--- Try it ---
Return every line from the records below with the string "lagi".

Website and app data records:
==============================

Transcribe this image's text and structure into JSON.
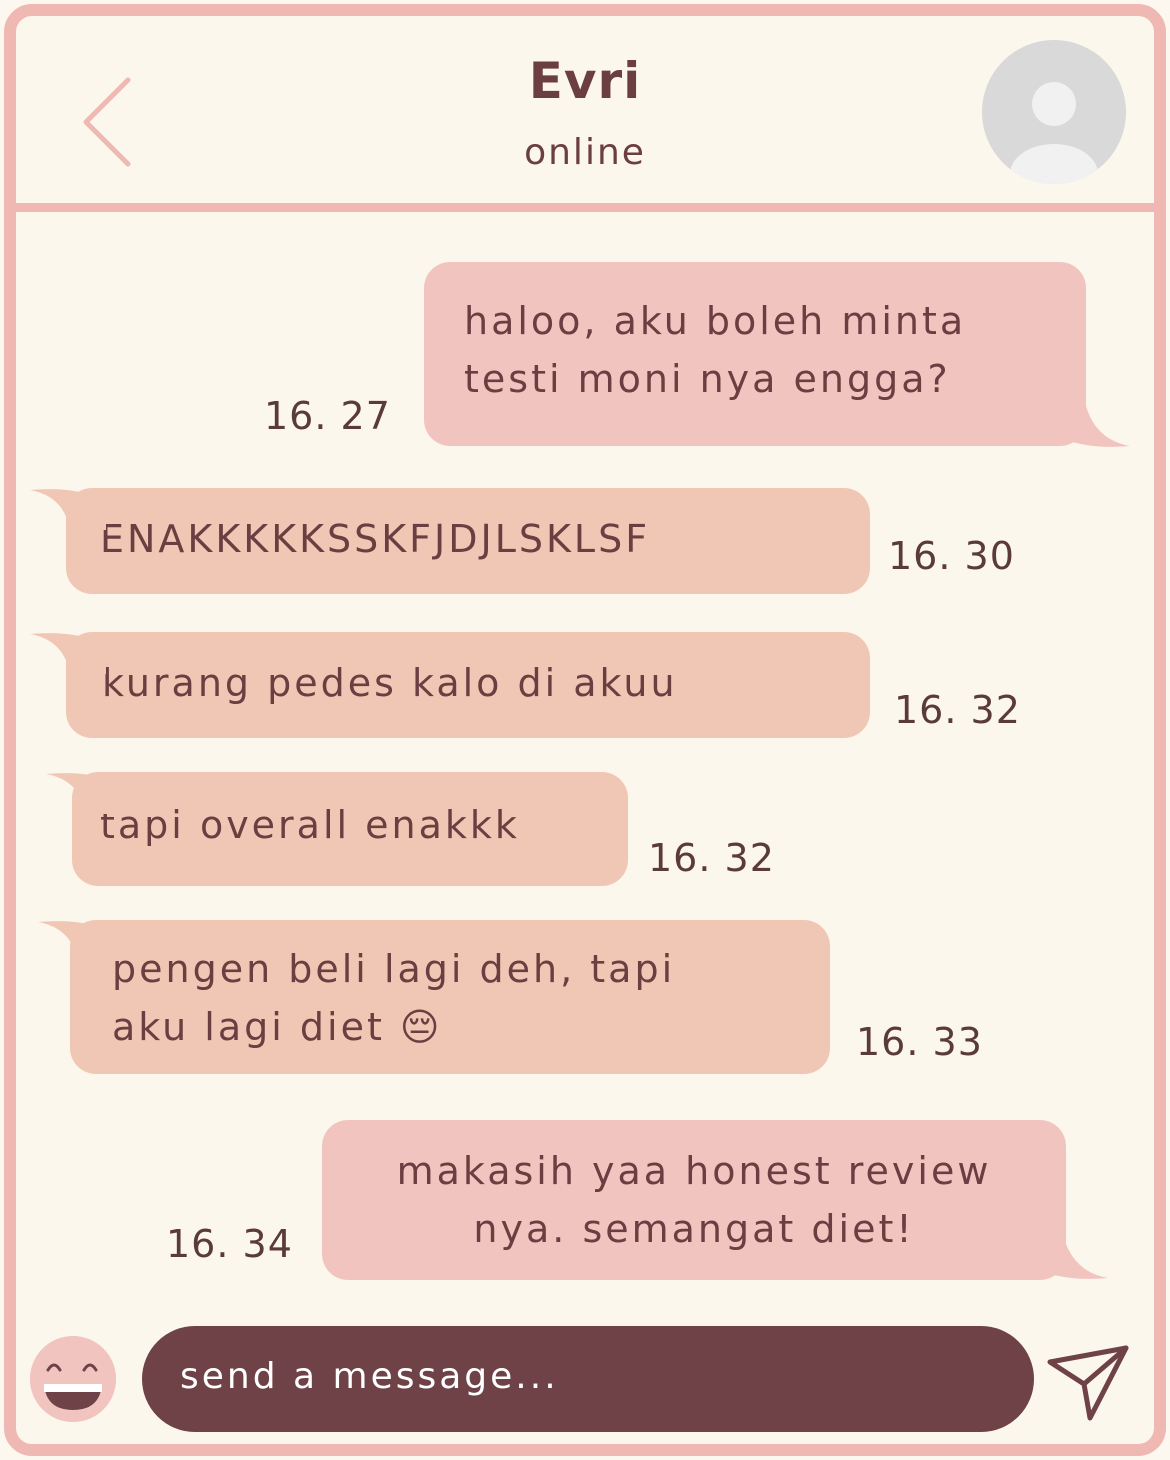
{
  "header": {
    "contact_name": "Evri",
    "status": "online"
  },
  "messages": [
    {
      "side": "sent",
      "lines": [
        "haloo, aku boleh minta",
        "testi moni nya engga?"
      ],
      "time": "16. 27"
    },
    {
      "side": "received",
      "lines": [
        "ENAKKKKKSSKFJDJLSKLSF"
      ],
      "time": "16. 30"
    },
    {
      "side": "received",
      "lines": [
        "kurang pedes kalo di akuu"
      ],
      "time": "16. 32"
    },
    {
      "side": "received",
      "lines": [
        "tapi overall enakkk"
      ],
      "time": "16. 32"
    },
    {
      "side": "received",
      "lines": [
        "pengen beli lagi deh, tapi",
        "aku lagi diet 😔"
      ],
      "time": "16. 33"
    },
    {
      "side": "sent",
      "lines": [
        "makasih yaa honest review",
        "nya. semangat diet!"
      ],
      "time": "16. 34"
    }
  ],
  "composer": {
    "placeholder": "send a message..."
  },
  "icons": {
    "back": "chevron-left-icon",
    "avatar": "user-avatar-icon",
    "emoji": "smiley-face-icon",
    "send": "paper-plane-icon"
  },
  "colors": {
    "frame_border": "#efb8b3",
    "background": "#fcf7ec",
    "sent_bubble": "#f2c4c0",
    "received_bubble": "#f0c7b4",
    "input_bg": "#6e4247",
    "text": "#6b3f42"
  }
}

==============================

--- Finished exercise ---
        "pengen beli lagi deh, tapi",
        "aku lagi diet 😔"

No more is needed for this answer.